Start of Data to use

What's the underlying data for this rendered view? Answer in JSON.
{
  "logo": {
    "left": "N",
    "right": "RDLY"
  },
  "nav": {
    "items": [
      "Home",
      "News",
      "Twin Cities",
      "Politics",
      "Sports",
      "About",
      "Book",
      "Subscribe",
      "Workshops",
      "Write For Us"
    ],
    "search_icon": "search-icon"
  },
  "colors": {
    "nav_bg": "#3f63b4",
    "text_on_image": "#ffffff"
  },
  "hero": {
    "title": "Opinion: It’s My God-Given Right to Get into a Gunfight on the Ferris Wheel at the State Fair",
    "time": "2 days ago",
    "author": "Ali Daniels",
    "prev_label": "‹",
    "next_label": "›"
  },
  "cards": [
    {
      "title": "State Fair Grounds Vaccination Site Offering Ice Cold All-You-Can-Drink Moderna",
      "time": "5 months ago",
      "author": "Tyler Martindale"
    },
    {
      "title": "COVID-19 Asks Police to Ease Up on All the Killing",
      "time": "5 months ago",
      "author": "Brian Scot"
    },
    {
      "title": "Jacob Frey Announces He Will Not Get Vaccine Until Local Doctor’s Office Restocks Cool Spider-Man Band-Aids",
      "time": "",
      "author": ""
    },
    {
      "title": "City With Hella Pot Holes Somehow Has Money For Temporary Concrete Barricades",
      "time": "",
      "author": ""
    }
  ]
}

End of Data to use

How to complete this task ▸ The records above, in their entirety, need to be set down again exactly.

Solution to the problem ▸
What's the underlying data for this rendered view? Answer in JSON.
{
  "logo": {
    "left": "N",
    "right": "RDLY"
  },
  "nav": {
    "items": [
      "Home",
      "News",
      "Twin Cities",
      "Politics",
      "Sports",
      "About",
      "Book",
      "Subscribe",
      "Workshops",
      "Write For Us"
    ],
    "search_icon": "search-icon"
  },
  "colors": {
    "nav_bg": "#3f63b4",
    "text_on_image": "#ffffff"
  },
  "hero": {
    "title": "Opinion: It’s My God-Given Right to Get into a Gunfight on the Ferris Wheel at the State Fair",
    "time": "2 days ago",
    "author": "Ali Daniels",
    "prev_label": "‹",
    "next_label": "›"
  },
  "cards": [
    {
      "title": "State Fair Grounds Vaccination Site Offering Ice Cold All-You-Can-Drink Moderna",
      "time": "5 months ago",
      "author": "Tyler Martindale"
    },
    {
      "title": "COVID-19 Asks Police to Ease Up on All the Killing",
      "time": "5 months ago",
      "author": "Brian Scot"
    },
    {
      "title": "Jacob Frey Announces He Will Not Get Vaccine Until Local Doctor’s Office Restocks Cool Spider-Man Band-Aids",
      "time": "",
      "author": ""
    },
    {
      "title": "City With Hella Pot Holes Somehow Has Money For Temporary Concrete Barricades",
      "time": "",
      "author": ""
    }
  ]
}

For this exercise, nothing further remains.